[Data items]
————
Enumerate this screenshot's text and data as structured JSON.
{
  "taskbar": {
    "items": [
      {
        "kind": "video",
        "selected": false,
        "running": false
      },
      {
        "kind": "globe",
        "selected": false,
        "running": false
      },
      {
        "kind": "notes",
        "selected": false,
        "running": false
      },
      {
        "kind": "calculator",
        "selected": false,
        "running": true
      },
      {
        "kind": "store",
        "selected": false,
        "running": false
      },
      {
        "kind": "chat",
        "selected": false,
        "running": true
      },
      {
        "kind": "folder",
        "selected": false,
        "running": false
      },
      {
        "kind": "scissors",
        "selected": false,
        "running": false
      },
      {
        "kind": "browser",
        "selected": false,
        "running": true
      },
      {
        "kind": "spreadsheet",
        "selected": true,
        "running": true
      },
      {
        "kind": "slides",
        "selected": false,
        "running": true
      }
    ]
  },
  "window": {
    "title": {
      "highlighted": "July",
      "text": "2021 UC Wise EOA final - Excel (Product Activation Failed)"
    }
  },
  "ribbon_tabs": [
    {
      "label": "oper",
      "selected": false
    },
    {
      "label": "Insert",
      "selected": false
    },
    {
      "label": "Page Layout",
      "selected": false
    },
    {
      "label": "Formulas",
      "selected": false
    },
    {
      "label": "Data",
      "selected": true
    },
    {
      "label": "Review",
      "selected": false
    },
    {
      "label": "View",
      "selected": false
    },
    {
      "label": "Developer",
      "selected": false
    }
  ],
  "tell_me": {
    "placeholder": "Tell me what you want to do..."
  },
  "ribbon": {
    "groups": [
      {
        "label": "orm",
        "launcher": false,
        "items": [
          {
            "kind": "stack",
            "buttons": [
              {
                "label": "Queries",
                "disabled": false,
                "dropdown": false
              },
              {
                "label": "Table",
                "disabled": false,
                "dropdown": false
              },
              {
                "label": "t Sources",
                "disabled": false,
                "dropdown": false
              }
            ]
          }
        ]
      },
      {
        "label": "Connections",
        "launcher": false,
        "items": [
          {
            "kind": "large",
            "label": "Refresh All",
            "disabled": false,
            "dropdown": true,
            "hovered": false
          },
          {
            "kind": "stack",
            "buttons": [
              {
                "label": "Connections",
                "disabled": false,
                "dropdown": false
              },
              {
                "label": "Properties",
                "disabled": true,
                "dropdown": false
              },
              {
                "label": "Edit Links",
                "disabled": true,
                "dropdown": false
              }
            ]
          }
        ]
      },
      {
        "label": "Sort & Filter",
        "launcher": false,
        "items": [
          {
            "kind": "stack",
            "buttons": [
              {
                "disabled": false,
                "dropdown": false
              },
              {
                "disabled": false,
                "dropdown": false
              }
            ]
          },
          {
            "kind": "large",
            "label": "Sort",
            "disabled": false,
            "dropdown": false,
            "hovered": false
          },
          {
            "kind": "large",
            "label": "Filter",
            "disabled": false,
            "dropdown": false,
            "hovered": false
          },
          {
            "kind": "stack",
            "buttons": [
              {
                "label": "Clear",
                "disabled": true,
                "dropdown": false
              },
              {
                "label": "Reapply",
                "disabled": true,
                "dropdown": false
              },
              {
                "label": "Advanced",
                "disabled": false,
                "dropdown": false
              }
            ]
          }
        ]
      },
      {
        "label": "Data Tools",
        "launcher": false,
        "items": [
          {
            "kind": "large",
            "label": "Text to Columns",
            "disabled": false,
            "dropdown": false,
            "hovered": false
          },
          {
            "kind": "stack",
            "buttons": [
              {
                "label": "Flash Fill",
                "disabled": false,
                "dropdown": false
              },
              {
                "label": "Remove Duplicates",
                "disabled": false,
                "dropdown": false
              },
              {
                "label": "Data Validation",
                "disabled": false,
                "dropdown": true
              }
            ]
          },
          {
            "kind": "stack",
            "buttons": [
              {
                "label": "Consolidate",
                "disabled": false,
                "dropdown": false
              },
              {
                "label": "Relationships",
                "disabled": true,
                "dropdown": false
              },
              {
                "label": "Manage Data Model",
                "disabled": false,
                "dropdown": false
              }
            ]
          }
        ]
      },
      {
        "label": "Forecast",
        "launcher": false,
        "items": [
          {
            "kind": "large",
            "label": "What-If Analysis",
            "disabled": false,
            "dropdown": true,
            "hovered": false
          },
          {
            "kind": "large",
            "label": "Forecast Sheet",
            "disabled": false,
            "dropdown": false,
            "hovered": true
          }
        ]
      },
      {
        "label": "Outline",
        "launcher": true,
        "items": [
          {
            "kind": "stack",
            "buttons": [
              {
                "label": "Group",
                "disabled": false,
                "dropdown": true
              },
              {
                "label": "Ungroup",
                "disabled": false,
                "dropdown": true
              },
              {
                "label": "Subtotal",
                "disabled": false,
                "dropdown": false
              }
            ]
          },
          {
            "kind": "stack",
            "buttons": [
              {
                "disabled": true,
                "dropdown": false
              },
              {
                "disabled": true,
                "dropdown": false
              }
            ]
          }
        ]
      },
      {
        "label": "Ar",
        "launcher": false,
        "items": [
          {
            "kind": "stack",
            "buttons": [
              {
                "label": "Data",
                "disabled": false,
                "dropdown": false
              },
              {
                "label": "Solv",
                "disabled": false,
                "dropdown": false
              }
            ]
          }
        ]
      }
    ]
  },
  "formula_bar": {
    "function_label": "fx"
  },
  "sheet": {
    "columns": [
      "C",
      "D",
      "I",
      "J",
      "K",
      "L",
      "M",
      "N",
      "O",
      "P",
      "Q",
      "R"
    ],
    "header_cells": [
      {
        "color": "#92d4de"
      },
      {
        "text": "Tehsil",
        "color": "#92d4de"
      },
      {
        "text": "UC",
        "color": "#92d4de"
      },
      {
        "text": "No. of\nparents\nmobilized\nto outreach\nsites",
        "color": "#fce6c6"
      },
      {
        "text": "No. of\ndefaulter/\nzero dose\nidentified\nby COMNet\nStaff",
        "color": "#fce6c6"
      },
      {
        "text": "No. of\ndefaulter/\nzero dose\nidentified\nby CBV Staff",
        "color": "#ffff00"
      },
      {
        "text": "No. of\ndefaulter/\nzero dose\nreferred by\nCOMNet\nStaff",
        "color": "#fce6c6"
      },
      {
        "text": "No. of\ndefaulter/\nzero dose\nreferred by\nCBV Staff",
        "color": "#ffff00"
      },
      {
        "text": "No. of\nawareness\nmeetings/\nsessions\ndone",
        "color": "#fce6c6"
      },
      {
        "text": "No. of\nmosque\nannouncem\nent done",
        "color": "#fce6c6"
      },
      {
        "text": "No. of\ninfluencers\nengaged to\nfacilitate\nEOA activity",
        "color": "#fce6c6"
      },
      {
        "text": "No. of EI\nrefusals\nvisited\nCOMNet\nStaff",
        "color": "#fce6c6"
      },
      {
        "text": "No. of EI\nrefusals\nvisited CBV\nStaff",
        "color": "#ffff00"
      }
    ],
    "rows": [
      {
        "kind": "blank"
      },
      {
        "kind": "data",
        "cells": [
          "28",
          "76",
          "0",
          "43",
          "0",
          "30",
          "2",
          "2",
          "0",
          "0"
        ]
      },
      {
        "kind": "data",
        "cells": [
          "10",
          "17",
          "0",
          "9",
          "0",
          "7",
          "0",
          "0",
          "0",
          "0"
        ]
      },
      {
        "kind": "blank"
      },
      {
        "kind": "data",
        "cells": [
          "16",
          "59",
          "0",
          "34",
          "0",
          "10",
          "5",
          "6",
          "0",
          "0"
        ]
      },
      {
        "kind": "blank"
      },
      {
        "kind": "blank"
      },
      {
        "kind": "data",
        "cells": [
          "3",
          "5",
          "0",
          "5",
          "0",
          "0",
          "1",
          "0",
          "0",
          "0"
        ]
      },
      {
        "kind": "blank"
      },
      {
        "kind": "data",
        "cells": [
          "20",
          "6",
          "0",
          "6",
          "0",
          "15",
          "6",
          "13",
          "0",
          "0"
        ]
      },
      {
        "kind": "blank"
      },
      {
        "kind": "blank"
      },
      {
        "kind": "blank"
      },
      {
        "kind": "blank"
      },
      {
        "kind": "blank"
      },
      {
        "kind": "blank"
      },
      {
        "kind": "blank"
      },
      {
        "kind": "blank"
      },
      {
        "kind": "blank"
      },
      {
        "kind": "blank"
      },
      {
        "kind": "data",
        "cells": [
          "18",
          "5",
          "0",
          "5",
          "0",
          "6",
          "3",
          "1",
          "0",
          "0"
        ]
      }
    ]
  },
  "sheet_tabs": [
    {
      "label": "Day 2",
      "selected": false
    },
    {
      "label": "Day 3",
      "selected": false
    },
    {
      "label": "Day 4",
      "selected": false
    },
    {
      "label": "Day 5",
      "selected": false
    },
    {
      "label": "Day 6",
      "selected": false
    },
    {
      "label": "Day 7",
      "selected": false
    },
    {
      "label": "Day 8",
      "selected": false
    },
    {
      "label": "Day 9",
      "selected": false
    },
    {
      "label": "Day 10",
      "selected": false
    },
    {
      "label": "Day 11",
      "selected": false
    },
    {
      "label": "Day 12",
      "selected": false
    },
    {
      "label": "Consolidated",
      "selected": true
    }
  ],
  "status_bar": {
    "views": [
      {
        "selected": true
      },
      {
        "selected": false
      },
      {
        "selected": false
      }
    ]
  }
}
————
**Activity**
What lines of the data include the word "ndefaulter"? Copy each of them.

**Finished task**
        "text": "No. of\ndefaulter/\nzero dose\nidentified\nby COMNet\nStaff",
        "text": "No. of\ndefaulter/\nzero dose\nidentified\nby CBV Staff",
        "text": "No. of\ndefaulter/\nzero dose\nreferred by\nCOMNet\nStaff",
        "text": "No. of\ndefaulter/\nzero dose\nreferred by\nCBV Staff",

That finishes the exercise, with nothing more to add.